### [Page and application data records]
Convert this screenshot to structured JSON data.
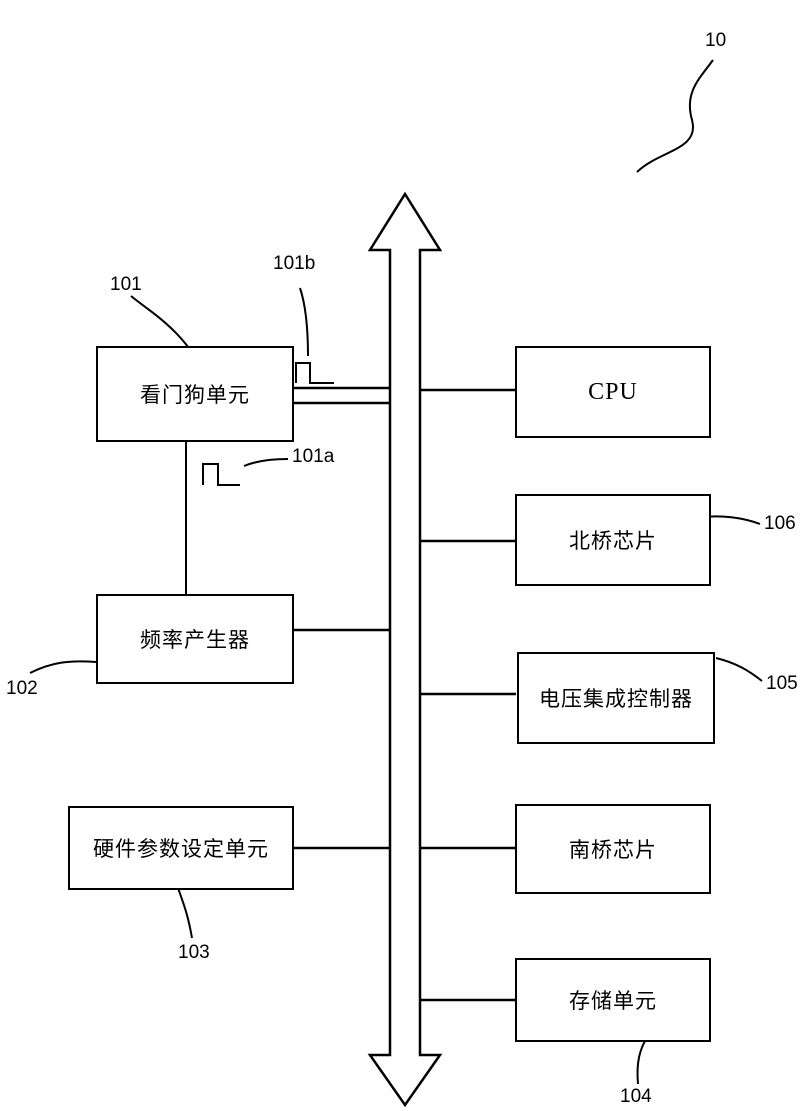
{
  "figure": {
    "ref_main": "10",
    "blocks": [
      {
        "id": "watchdog",
        "label": "看门狗单元",
        "ref": "101"
      },
      {
        "id": "freqgen",
        "label": "频率产生器",
        "ref": "102"
      },
      {
        "id": "hwparam",
        "label": "硬件参数设定单元",
        "ref": "103"
      },
      {
        "id": "cpu",
        "label": "CPU",
        "ref": ""
      },
      {
        "id": "northbridge",
        "label": "北桥芯片",
        "ref": "106"
      },
      {
        "id": "voltage",
        "label": "电压集成控制器",
        "ref": "105"
      },
      {
        "id": "southbridge",
        "label": "南桥芯片",
        "ref": ""
      },
      {
        "id": "storage",
        "label": "存储单元",
        "ref": "104"
      }
    ],
    "signal_labels": [
      {
        "id": "signal-101b",
        "text": "101b"
      },
      {
        "id": "signal-101a",
        "text": "101a"
      }
    ]
  }
}
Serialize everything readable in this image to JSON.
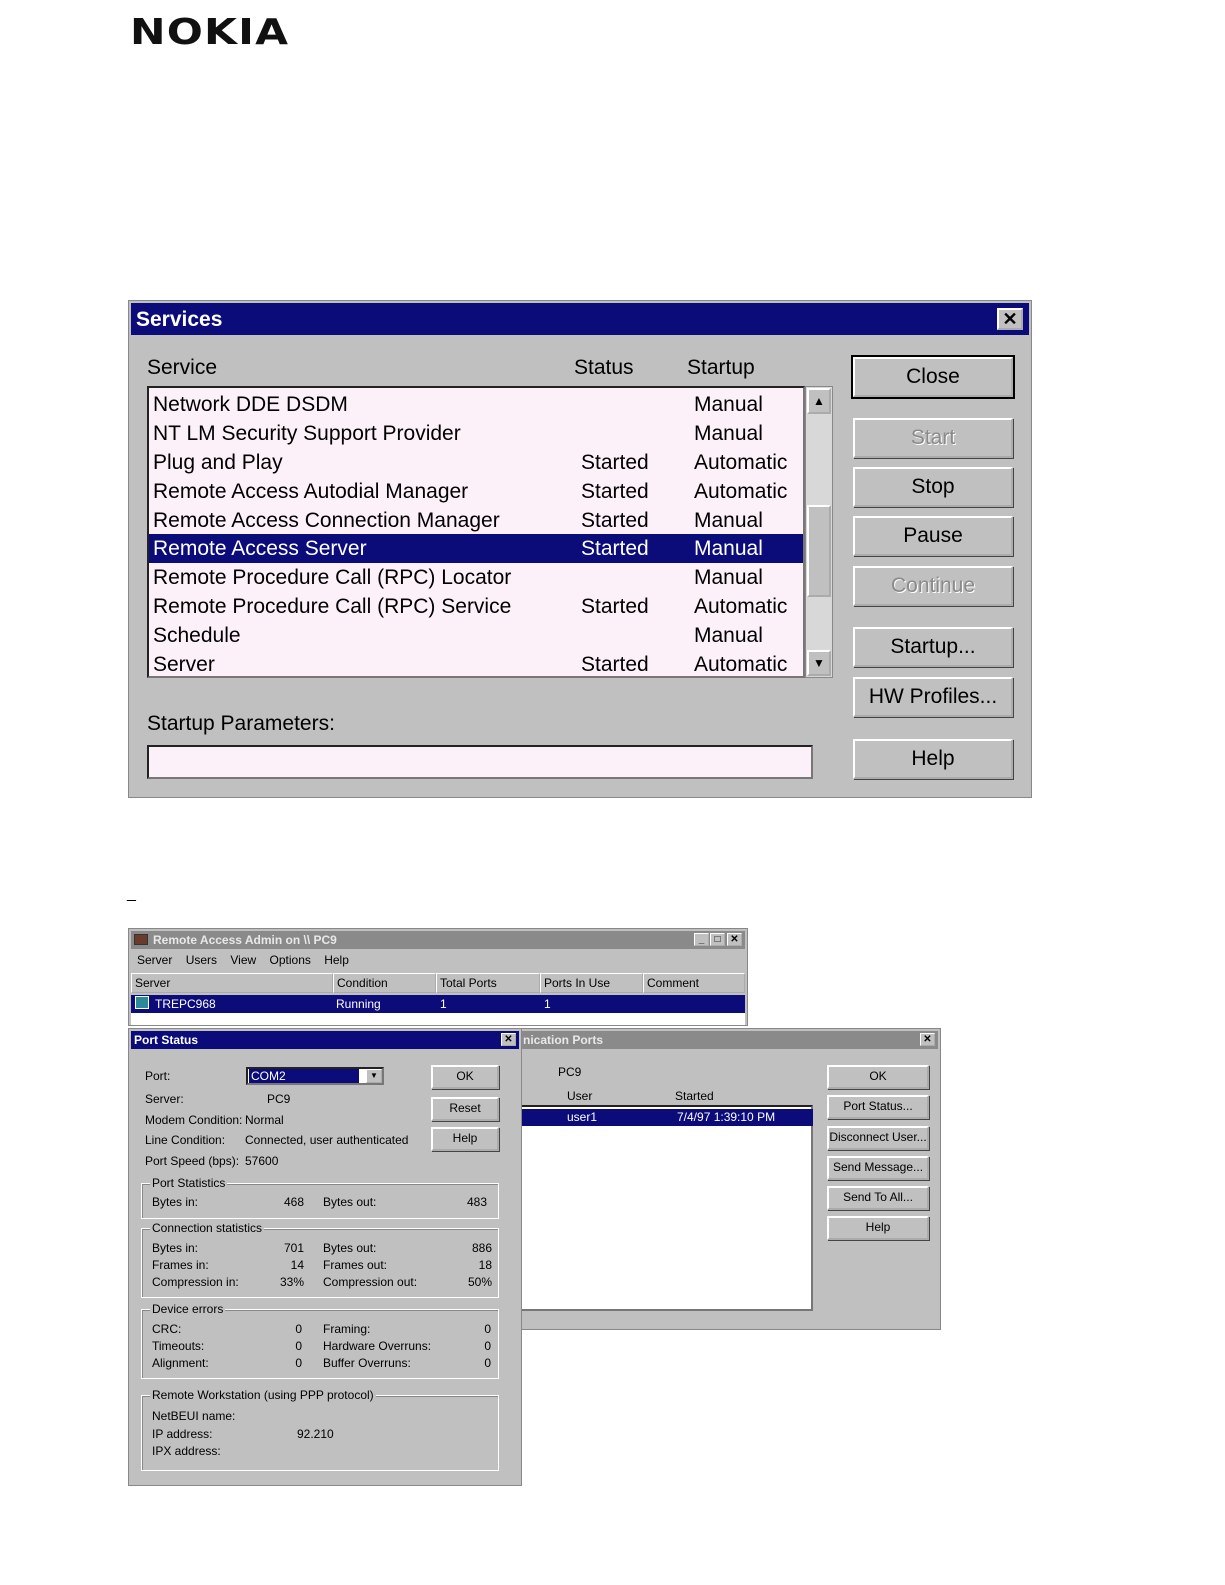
{
  "logo": "NOKIA",
  "services": {
    "title": "Services",
    "close_x": "✕",
    "columns": {
      "service": "Service",
      "status": "Status",
      "startup": "Startup"
    },
    "rows": [
      {
        "name": "Network DDE DSDM",
        "status": "",
        "startup": "Manual"
      },
      {
        "name": "NT LM Security Support Provider",
        "status": "",
        "startup": "Manual"
      },
      {
        "name": "Plug and Play",
        "status": "Started",
        "startup": "Automatic"
      },
      {
        "name": "Remote Access Autodial Manager",
        "status": "Started",
        "startup": "Automatic"
      },
      {
        "name": "Remote Access Connection Manager",
        "status": "Started",
        "startup": "Manual"
      },
      {
        "name": "Remote Access Server",
        "status": "Started",
        "startup": "Manual"
      },
      {
        "name": "Remote Procedure Call (RPC) Locator",
        "status": "",
        "startup": "Manual"
      },
      {
        "name": "Remote Procedure Call (RPC) Service",
        "status": "Started",
        "startup": "Automatic"
      },
      {
        "name": "Schedule",
        "status": "",
        "startup": "Manual"
      },
      {
        "name": "Server",
        "status": "Started",
        "startup": "Automatic"
      }
    ],
    "selected_row": "Remote Access Server",
    "buttons": {
      "close": "Close",
      "start": "Start",
      "stop": "Stop",
      "pause": "Pause",
      "continue": "Continue",
      "startup": "Startup...",
      "hw_profiles": "HW Profiles...",
      "help": "Help"
    },
    "startup_params_label": "Startup Parameters:",
    "startup_params_value": ""
  },
  "ras_admin": {
    "title": "Remote Access Admin on \\\\        PC9",
    "menu": [
      "Server",
      "Users",
      "View",
      "Options",
      "Help"
    ],
    "columns": [
      "Server",
      "Condition",
      "Total Ports",
      "Ports In Use",
      "Comment"
    ],
    "row": {
      "server": "TREPC968",
      "condition": "Running",
      "total_ports": "1",
      "ports_in_use": "1",
      "comment": ""
    }
  },
  "comm_ports": {
    "title": "nication Ports",
    "server": "PC9",
    "columns": {
      "user": "User",
      "started": "Started"
    },
    "row": {
      "user": "user1",
      "started": "7/4/97 1:39:10 PM"
    },
    "buttons": [
      "OK",
      "Port Status...",
      "Disconnect User...",
      "Send Message...",
      "Send To All...",
      "Help"
    ]
  },
  "port_status": {
    "title": "Port Status",
    "port_label": "Port:",
    "port_value": "COM2",
    "server_label": "Server:",
    "server_value": "PC9",
    "modem_label": "Modem Condition:",
    "modem_value": "Normal",
    "line_label": "Line Condition:",
    "line_value": "Connected, user authenticated",
    "speed_label": "Port Speed (bps):",
    "speed_value": "57600",
    "buttons": {
      "ok": "OK",
      "reset": "Reset",
      "help": "Help"
    },
    "port_statistics": {
      "legend": "Port Statistics",
      "bytes_in_label": "Bytes in:",
      "bytes_in": "468",
      "bytes_out_label": "Bytes out:",
      "bytes_out": "483"
    },
    "connection_statistics": {
      "legend": "Connection statistics",
      "bytes_in_label": "Bytes in:",
      "bytes_in": "701",
      "bytes_out_label": "Bytes out:",
      "bytes_out": "886",
      "frames_in_label": "Frames in:",
      "frames_in": "14",
      "frames_out_label": "Frames out:",
      "frames_out": "18",
      "comp_in_label": "Compression in:",
      "comp_in": "33%",
      "comp_out_label": "Compression out:",
      "comp_out": "50%"
    },
    "device_errors": {
      "legend": "Device errors",
      "crc_label": "CRC:",
      "crc": "0",
      "framing_label": "Framing:",
      "framing": "0",
      "timeouts_label": "Timeouts:",
      "timeouts": "0",
      "hw_overruns_label": "Hardware Overruns:",
      "hw_overruns": "0",
      "alignment_label": "Alignment:",
      "alignment": "0",
      "buf_overruns_label": "Buffer Overruns:",
      "buf_overruns": "0"
    },
    "remote_workstation": {
      "legend": "Remote Workstation (using PPP protocol)",
      "netbeui_label": "NetBEUI name:",
      "netbeui": "",
      "ip_label": "IP address:",
      "ip": "92.210",
      "ipx_label": "IPX address:",
      "ipx": ""
    }
  },
  "footnote_mark": "_"
}
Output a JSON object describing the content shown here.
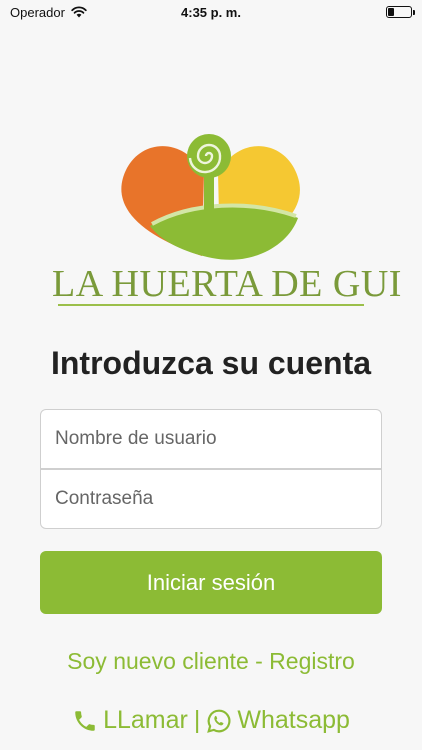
{
  "status_bar": {
    "carrier": "Operador",
    "time": "4:35 p. m.",
    "battery_level": 0.25
  },
  "brand": {
    "name": "LA HUERTA DE GUI",
    "colors": {
      "orange": "#e8742a",
      "yellow": "#f5c832",
      "green": "#8cbb35",
      "text": "#7a9a3a"
    }
  },
  "login": {
    "heading": "Introduzca su cuenta",
    "username_placeholder": "Nombre de usuario",
    "password_placeholder": "Contraseña",
    "submit_label": "Iniciar sesión",
    "register_label": "Soy nuevo cliente - Registro"
  },
  "contact": {
    "call_label": "LLamar",
    "separator": "|",
    "whatsapp_label": "Whatsapp",
    "icons": [
      "phone-icon",
      "whatsapp-icon"
    ]
  }
}
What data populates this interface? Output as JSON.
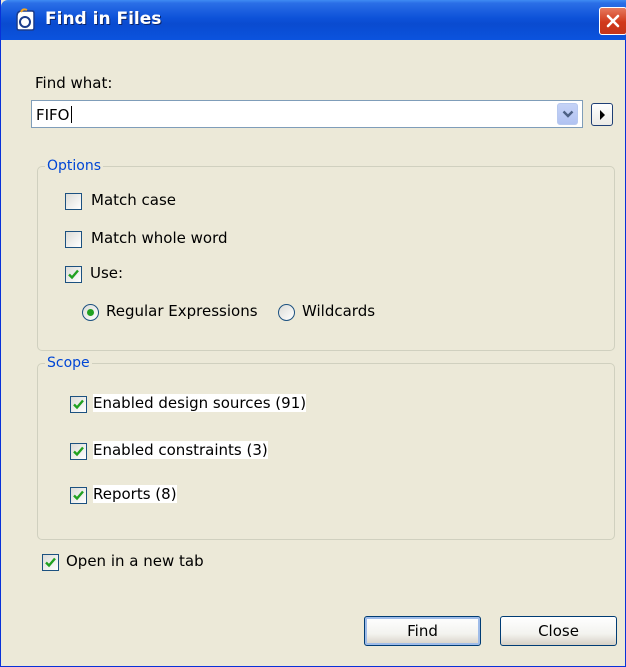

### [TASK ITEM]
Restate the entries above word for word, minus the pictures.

### [ANSWER TO THE PROBLEM]
Convert this screenshot to structured JSON data.
{
  "figure": {
    "ref_main": "10",
    "blocks": [
      {
        "id": "watchdog",
        "label": "看门狗单元",
        "ref": "101"
      },
      {
        "id": "freqgen",
        "label": "频率产生器",
        "ref": "102"
      },
      {
        "id": "hwparam",
        "label": "硬件参数设定单元",
        "ref": "103"
      },
      {
        "id": "cpu",
        "label": "CPU",
        "ref": ""
      },
      {
        "id": "northbridge",
        "label": "北桥芯片",
        "ref": "106"
      },
      {
        "id": "voltage",
        "label": "电压集成控制器",
        "ref": "105"
      },
      {
        "id": "southbridge",
        "label": "南桥芯片",
        "ref": ""
      },
      {
        "id": "storage",
        "label": "存储单元",
        "ref": "104"
      }
    ],
    "signal_labels": [
      {
        "id": "signal-101b",
        "text": "101b"
      },
      {
        "id": "signal-101a",
        "text": "101a"
      }
    ]
  }
}
Serialize everything readable in this image to JSON.
{
  "logo": "NOKIA",
  "services": {
    "title": "Services",
    "close_x": "✕",
    "columns": {
      "service": "Service",
      "status": "Status",
      "startup": "Startup"
    },
    "rows": [
      {
        "name": "Network DDE DSDM",
        "status": "",
        "startup": "Manual"
      },
      {
        "name": "NT LM Security Support Provider",
        "status": "",
        "startup": "Manual"
      },
      {
        "name": "Plug and Play",
        "status": "Started",
        "startup": "Automatic"
      },
      {
        "name": "Remote Access Autodial Manager",
        "status": "Started",
        "startup": "Automatic"
      },
      {
        "name": "Remote Access Connection Manager",
        "status": "Started",
        "startup": "Manual"
      },
      {
        "name": "Remote Access Server",
        "status": "Started",
        "startup": "Manual"
      },
      {
        "name": "Remote Procedure Call (RPC) Locator",
        "status": "",
        "startup": "Manual"
      },
      {
        "name": "Remote Procedure Call (RPC) Service",
        "status": "Started",
        "startup": "Automatic"
      },
      {
        "name": "Schedule",
        "status": "",
        "startup": "Manual"
      },
      {
        "name": "Server",
        "status": "Started",
        "startup": "Automatic"
      }
    ],
    "selected_row": "Remote Access Server",
    "buttons": {
      "close": "Close",
      "start": "Start",
      "stop": "Stop",
      "pause": "Pause",
      "continue": "Continue",
      "startup": "Startup...",
      "hw_profiles": "HW Profiles...",
      "help": "Help"
    },
    "startup_params_label": "Startup Parameters:",
    "startup_params_value": ""
  },
  "ras_admin": {
    "title": "Remote Access Admin on \\\\        PC9",
    "menu": [
      "Server",
      "Users",
      "View",
      "Options",
      "Help"
    ],
    "columns": [
      "Server",
      "Condition",
      "Total Ports",
      "Ports In Use",
      "Comment"
    ],
    "row": {
      "server": "TREPC968",
      "condition": "Running",
      "total_ports": "1",
      "ports_in_use": "1",
      "comment": ""
    }
  },
  "comm_ports": {
    "title": "nication Ports",
    "server": "PC9",
    "columns": {
      "user": "User",
      "started": "Started"
    },
    "row": {
      "user": "user1",
      "started": "7/4/97 1:39:10 PM"
    },
    "buttons": [
      "OK",
      "Port Status...",
      "Disconnect User...",
      "Send Message...",
      "Send To All...",
      "Help"
    ]
  },
  "port_status": {
    "title": "Port Status",
    "port_label": "Port:",
    "port_value": "COM2",
    "server_label": "Server:",
    "server_value": "PC9",
    "modem_label": "Modem Condition:",
    "modem_value": "Normal",
    "line_label": "Line Condition:",
    "line_value": "Connected, user authenticated",
    "speed_label": "Port Speed (bps):",
    "speed_value": "57600",
    "buttons": {
      "ok": "OK",
      "reset": "Reset",
      "help": "Help"
    },
    "port_statistics": {
      "legend": "Port Statistics",
      "bytes_in_label": "Bytes in:",
      "bytes_in": "468",
      "bytes_out_label": "Bytes out:",
      "bytes_out": "483"
    },
    "connection_statistics": {
      "legend": "Connection statistics",
      "bytes_in_label": "Bytes in:",
      "bytes_in": "701",
      "bytes_out_label": "Bytes out:",
      "bytes_out": "886",
      "frames_in_label": "Frames in:",
      "frames_in": "14",
      "frames_out_label": "Frames out:",
      "frames_out": "18",
      "comp_in_label": "Compression in:",
      "comp_in": "33%",
      "comp_out_label": "Compression out:",
      "comp_out": "50%"
    },
    "device_errors": {
      "legend": "Device errors",
      "crc_label": "CRC:",
      "crc": "0",
      "framing_label": "Framing:",
      "framing": "0",
      "timeouts_label": "Timeouts:",
      "timeouts": "0",
      "hw_overruns_label": "Hardware Overruns:",
      "hw_overruns": "0",
      "alignment_label": "Alignment:",
      "alignment": "0",
      "buf_overruns_label": "Buffer Overruns:",
      "buf_overruns": "0"
    },
    "remote_workstation": {
      "legend": "Remote Workstation (using PPP protocol)",
      "netbeui_label": "NetBEUI name:",
      "netbeui": "",
      "ip_label": "IP address:",
      "ip": "92.210",
      "ipx_label": "IPX address:",
      "ipx": ""
    }
  },
  "footnote_mark": "_"
}
Output a JSON object describing the content shown here.
{
  "status_bar": {
    "carrier": "Operador",
    "time": "4:35 p. m.",
    "battery_level": 0.25
  },
  "brand": {
    "name": "LA HUERTA DE GUI",
    "colors": {
      "orange": "#e8742a",
      "yellow": "#f5c832",
      "green": "#8cbb35",
      "text": "#7a9a3a"
    }
  },
  "login": {
    "heading": "Introduzca su cuenta",
    "username_placeholder": "Nombre de usuario",
    "password_placeholder": "Contraseña",
    "submit_label": "Iniciar sesión",
    "register_label": "Soy nuevo cliente - Registro"
  },
  "contact": {
    "call_label": "LLamar",
    "separator": "|",
    "whatsapp_label": "Whatsapp",
    "icons": [
      "phone-icon",
      "whatsapp-icon"
    ]
  }
}
What data populates this interface? Output as JSON.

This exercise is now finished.